    My dog often vomited during his seizure, so I kept a turkey baster nearby to suction his mouth to keep his airway patent. Could work w/ large amount of saliva as well.

    • Interesting, I haven't considered that before. Thanks for sharing… I'm
      sure others will read your comment and hopefully find it valuable when they
      are looking for ways to combat canine epilepsy!

  • Lorie

    Rescue Remedy didn't work for us, vanilla ice cream is something that some say work, all natural only of course, this also didn't work for Blaze.

  • Kirsy

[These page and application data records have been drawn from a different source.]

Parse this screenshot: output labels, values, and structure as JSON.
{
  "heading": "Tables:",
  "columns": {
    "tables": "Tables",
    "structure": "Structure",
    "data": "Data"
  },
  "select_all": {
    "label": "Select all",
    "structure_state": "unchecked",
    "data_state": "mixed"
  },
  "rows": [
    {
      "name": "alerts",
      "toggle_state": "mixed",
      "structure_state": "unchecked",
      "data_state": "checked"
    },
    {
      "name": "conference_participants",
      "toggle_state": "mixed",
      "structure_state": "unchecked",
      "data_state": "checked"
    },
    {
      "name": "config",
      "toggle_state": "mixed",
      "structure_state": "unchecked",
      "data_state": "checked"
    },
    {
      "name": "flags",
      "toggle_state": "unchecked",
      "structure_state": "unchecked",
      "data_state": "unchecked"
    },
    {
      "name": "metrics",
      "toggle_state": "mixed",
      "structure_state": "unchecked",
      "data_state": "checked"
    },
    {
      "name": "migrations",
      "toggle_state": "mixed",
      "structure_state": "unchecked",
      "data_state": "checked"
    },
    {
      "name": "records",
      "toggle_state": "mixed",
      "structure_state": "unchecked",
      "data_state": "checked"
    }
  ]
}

    Jasper will often stand in front of my bed, before he has a seizure. As they always happen between 4 am and 7 am, I thought one of the triggers for him could be low blood sugar? I now keep a little dry dog treat in my bedside table. Every time he suddenly stands there and gives me this “seizure look”, I quickly give him the treat. Not sure, but I feel we stopped a few seizures from happening this way.

  • Leegleze

    Another tip may be to recognize that your dog may be blind for a while.  I think this is what really scared my Standard Poodle, Simba, when he came out of his first seizure.

  • Mrs Bradswifey

    With Daisy my shepherd. She will come find me when she’s starting to have a seizure. Her tail is tucked between her legs and her back is arched like a cat and her legs are stiff. I put her on her side and spoon behind her with my arm under her head. I lay ther holding her and humm softly and talk to her gently. It seems to lessen the intensity if the seizure.